"McMurtry tosses in famous hunters and mountain men...plus a buffalo stampede, grizzly bears and an Indian ambush, but these are just props to support the soap-opera antics of the Berrybender clan. A few folks manage to get themselves killed, but there are plenty of annoying Englishmen left to people the next two volumes." Publishers Weekly
"[M]ore of an installment than a novel. Dramatic things happen...but they make little sense to those who haven't read [Sin Killer]....The Wandering Hill is full of rich incident and provocative people, but reading it by itself is like walking in on the middle of an unusually detailed, possibly wonderful shaggy dog story and then leaving before the punch line is delivered." David Willis McCullough, The New York Times Book Review
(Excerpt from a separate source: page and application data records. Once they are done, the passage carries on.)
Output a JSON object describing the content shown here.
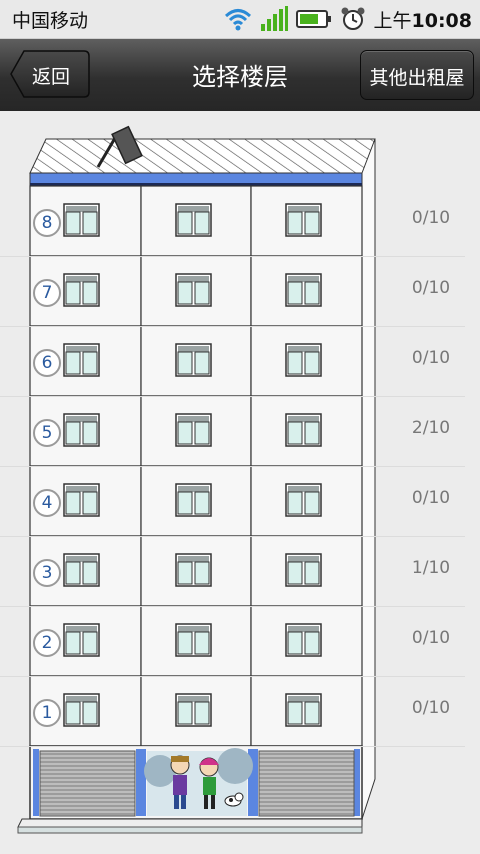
{
  "status_bar": {
    "carrier": "中国移动",
    "time_prefix": "上午",
    "time": "10:08",
    "icons": [
      "wifi-icon",
      "signal-icon",
      "battery-icon",
      "alarm-icon"
    ]
  },
  "header": {
    "back_label": "返回",
    "title": "选择楼层",
    "other_label": "其他出租屋"
  },
  "floors": [
    {
      "number": "8",
      "occupancy": "0/10"
    },
    {
      "number": "7",
      "occupancy": "0/10"
    },
    {
      "number": "6",
      "occupancy": "0/10"
    },
    {
      "number": "5",
      "occupancy": "2/10"
    },
    {
      "number": "4",
      "occupancy": "0/10"
    },
    {
      "number": "3",
      "occupancy": "1/10"
    },
    {
      "number": "2",
      "occupancy": "0/10"
    },
    {
      "number": "1",
      "occupancy": "0/10"
    }
  ],
  "colors": {
    "titlebar": "#2f2f2f",
    "roof_stripe": "#5b86e0",
    "badge_text": "#2a5a9f",
    "count_text": "#777777"
  }
}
"Tongue still wedged firmly in cheek, McMurtry throws his supremely confident band of aristocrats up against the toughest challenges....Big issues masquerading as light fun. Highly entertaining." Kirkus Reviews
"The tension between chaos and order or, in Larry McMurtry's terms, between wilderness and civilization fuels his admirable and much-admired 1985 masterwork, Lonesome Dove. This same tension drives with equal force the first two books so far of...the Berrybender Narratives..." Robert Wilson, The Washington Post
"McMurtry's respect for the unspoiled wilderness he portrays so compellingly is clear. Yet except for eldest daugher Tasmin, the characters lack depth. There are so many secondary characters that the cast list is a necessity rather than a convenience....Although this novel can stand alone, the reader would be better served by reading Sin Killer first." Library Journal
Continuing the story of Tasmin Berrybender and her family as they contend with the Wild West of the 1830s, The Wandering Hill
conjures all the excitement and brutality of a singular era in American history.
The Berrybender clan rich, English, fiercely out of place continues its journey up the Missouri River. Tasmin, the unforgettable heroine of Sin Killer, is on the verge of motherhood and living with the elusive Jim Snow. Their exhilarating, deeply ambivalent love affair comprises the heart and soul of this mesmerizing story, as McMurtry charts the course of Tasmin's gradual ascendance to familial power, which comes in poignant counterpoint to her father's mental and physical demise. The Wandering Hill is a divinely human comedy and a contemporary masterpiece as big as the West itself.
Simply irresistible storytelling, rich and satisfying.
About the Author
Larry McMurtry, winner of the Pulitzer Prize for fiction (Lonesome Dove), among other awards, is the author of twenty-five novels, two collections of essays, three memoirs, and more than thirty screenplays, and the editor of an anthology of modern Western fiction. His reputation as a critically acclaimed and bestselling author is unequaled.